Airborne Search and Rescue

When first response agencies are tasked with searching for persons, regardless if the location is water or land, aerial resources are a wonderful asset. Aircraft are able to cover a fairly large area quickly including search areas inaccessible by ground units. However, are the aircraft searching just flying around looking for a needle in a haystack?

Not according to the United States Coast Guard (USCG) which is the lead agency for maritime searches. (The US Air Force, primarily through the CAP program is the lead agency for land searches). The USCG estimates that if the initial reporting information is good, the chances of finding a victim of a maritime search by flying a proper search pattern approaches 90% success. What does that mean for the first responders on the scene? The last known position of the victim is crucial for a successful outcome. The initial interviews of bystanders and witnesses not only affect the success of the search it will often determine what search pattern the aircraft will use in their search efforts. The actions of the ground responders will often mean the difference between life and death.

Search Patterns

Aerial law enforcement aircraft use several rescue patterns, depending on the circumstances of the incident, to search for victims. The patterns, flown in a systematic and logical order, insure that the entire search area is covered effectively. For example, if a boat is on fire, and several persons jump into the water to escape the flames, there is a very good chance that the victims are nearby. The responding aerial units will likely commence what is known as a sector search. This search would likely use the boat as its reference point and the aircraft flies a series of search legs, crossing over the reference point several times.

Earlier this month, six teenagers drowned in a river near Shreveport, La. Apparently the teens were in shallow water when one of them slipped into deeper water. The other teens, in an attempt to help rescue their friend, all fell into the deeper water and drowned. This type of incident would call for a sector search. The last position of the teens was known, and an aerial unit would want to quickly locate the victims.

If the victims are lost in a moving river, the aerial units will likely choose a barrier search pattern. The barrier search establishes a search point upstream or downstream, depending on the current and flies back and forth across the river searching for the victims. The theory is that the victim would float past the barrier and be seen by the rescuers.

For searches of an area with a known route, such as an aircraft flying between two airports would necessitate a track line search of the aircrafts expected path. In 1999, when JFK JR’s airplane went missing, a track line search would have been appropriate.

Different search patterns are selected for incidents with little or no information. On Long Island, a boat washed ashore at Lloyd Harbor with no one on board but with blood stains everywhere. The responding units, lacking any additional information likely used a creep pattern that allows fairly large areas to be searched effectively. The creep pattern flies search legs in a back and forth pattern creeping along the search area. Once again, any additional factors influence the exact search pattern selected. Once a search pattern is selected, the flight crew will augment their efforts with appropriate equipment such as night vision goggles and forward looking infrared. It should be noted however that FLIR cannot see through water. If the victim is submerged, by even a few inches, they will not appear on the FLIR monitor of the aircraft. That is why personal flotation devices are very important!

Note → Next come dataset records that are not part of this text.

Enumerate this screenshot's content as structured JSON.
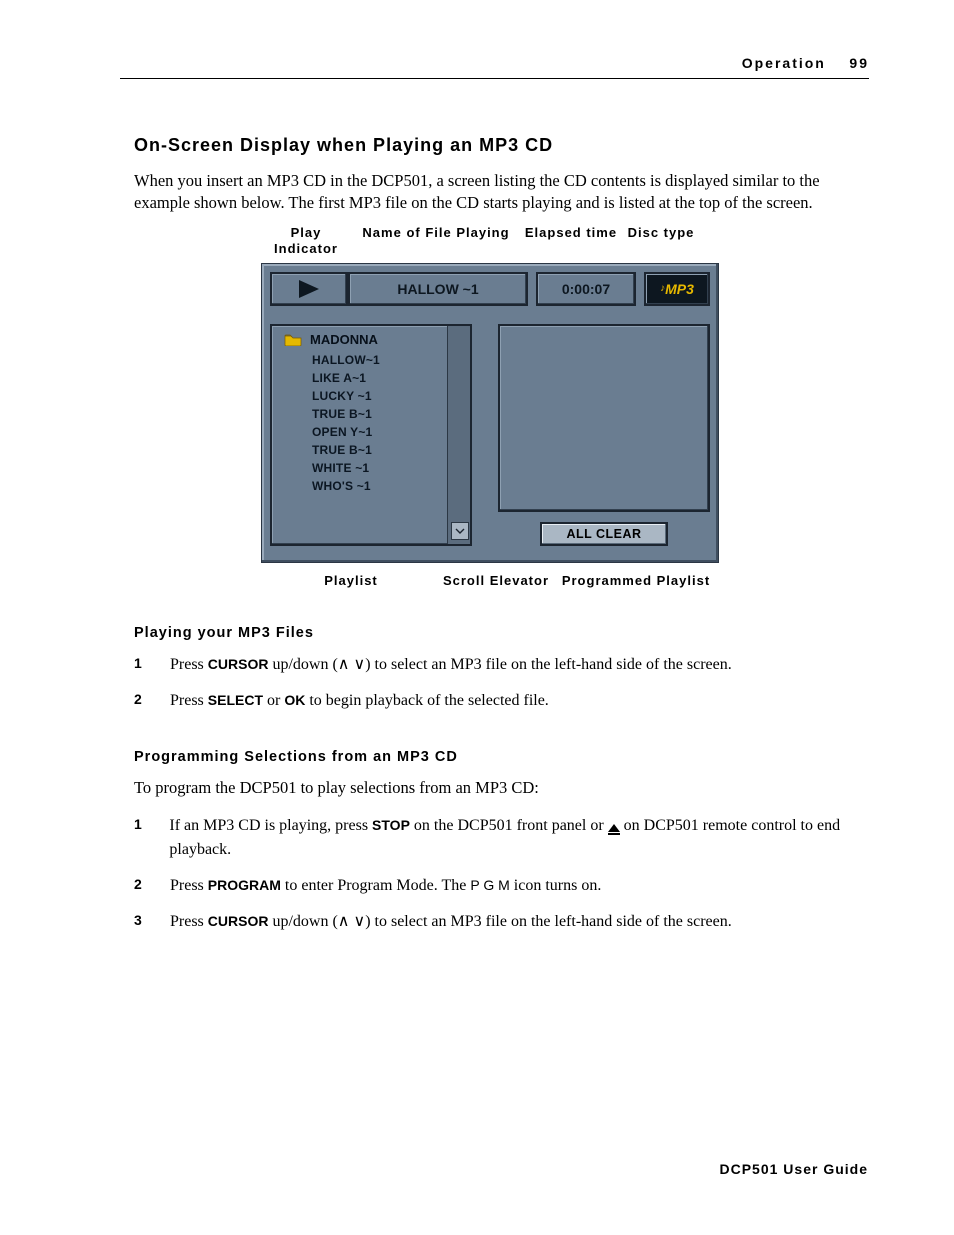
{
  "header": {
    "section": "Operation",
    "page_no": "99"
  },
  "footer": "DCP501 User Guide",
  "title": "On-Screen Display when Playing an MP3 CD",
  "intro": "When you insert an MP3 CD in the DCP501, a screen listing the CD contents is displayed similar to the example shown below. The first MP3 file on the CD starts playing and is listed at the top of the screen.",
  "callout_top": {
    "play": "Play Indicator",
    "file": "Name of File Playing",
    "time": "Elapsed time",
    "type": "Disc type"
  },
  "osd": {
    "file_playing": "HALLOW ~1",
    "elapsed": "0:00:07",
    "disc_type": "MP3",
    "folder": "MADONNA",
    "tracks": [
      "HALLOW~1",
      "LIKE A~1",
      "LUCKY ~1",
      "TRUE B~1",
      "OPEN Y~1",
      "TRUE B~1",
      "WHITE ~1",
      "WHO'S ~1"
    ],
    "all_clear": "ALL CLEAR"
  },
  "callout_bot": {
    "playlist": "Playlist",
    "scroll": "Scroll Elevator",
    "prog": "Programmed Playlist"
  },
  "sub1": {
    "title": "Playing your MP3 Files",
    "steps": [
      {
        "pre": "Press ",
        "kw": "CURSOR",
        "post": " up/down (∧ ∨) to select an MP3 file on the left-hand side of the screen."
      },
      {
        "pre": "Press ",
        "kw": "SELECT",
        "mid": " or ",
        "kw2": "OK",
        "post": " to begin playback of the selected file."
      }
    ]
  },
  "sub2": {
    "title": "Programming Selections from an MP3 CD",
    "lead": "To program the DCP501 to play selections from an MP3 CD:",
    "steps": [
      {
        "pre": "If an MP3 CD is playing, press ",
        "kw": "STOP",
        "mid": " on the DCP501 front panel or ",
        "icon": "eject",
        "post": " on DCP501 remote control to end playback."
      },
      {
        "pre": "Press ",
        "kw": "PROGRAM",
        "mid": " to enter Program Mode. The ",
        "mono": "P G M",
        "post": " icon turns on."
      },
      {
        "pre": "Press ",
        "kw": "CURSOR",
        "post": " up/down (∧ ∨) to select an MP3 file on the left-hand side of the screen."
      }
    ]
  }
}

The challenges of an aerial search can be daunting. Factors such as sea state, surface visibility and even the fatigue of the flight crew can dramatically impact the effectiveness of the search. A lone person floating in the water presents a very small target and sometimes a person cannot be seen until the aircraft is almost directly overhead. If the sea state is rough, it becomes even harder to see a victim and an aerial unit must tighten their search tracks to take into account the rougher water.

The ability to search has been greatly enhanced by the use of technology. The United States Coast Guard uses a computer program to help determine their search area and likely location of a victim. This program, known as computer assisted search planning (CASP) uses a variety of factors including tides, current weather and expected drift of the victim to designate a search pattern. When a passenger fell off a cruise ship near Florida, the CASP program predicted the most likely spot where the victim would be hours later. The victim was found in the exact grid predicted by the program. This allows not only a greater ability to save lives, it also allows for better allocation of resources.

The Incident Commander

The Incident Commander should make certain the search areas are documented. After initial searches are completed, it might be determined that secondary searches should be conducted. This is no reflection on the ability of the initial searchers. It recognizes the difficulty of these searches and the fatigue of the crew. Other concerns of the incident commander should include a helispot (landing zone) and refueling capabilities of aircraft. Precious search time can be lost if the aircraft must fly a considerable distance to refuel. If the incident requires, the establishment of an air operations branch can make aerial operations much easier and effective.

Search incidents often have significant challenges. Obviously, the quick location and medical treatment of the victims, if necessary, are crucial to the successful outcome of the search and rescue mission. The successful and effective coordination between ground and aerial units can make the difference between life and death!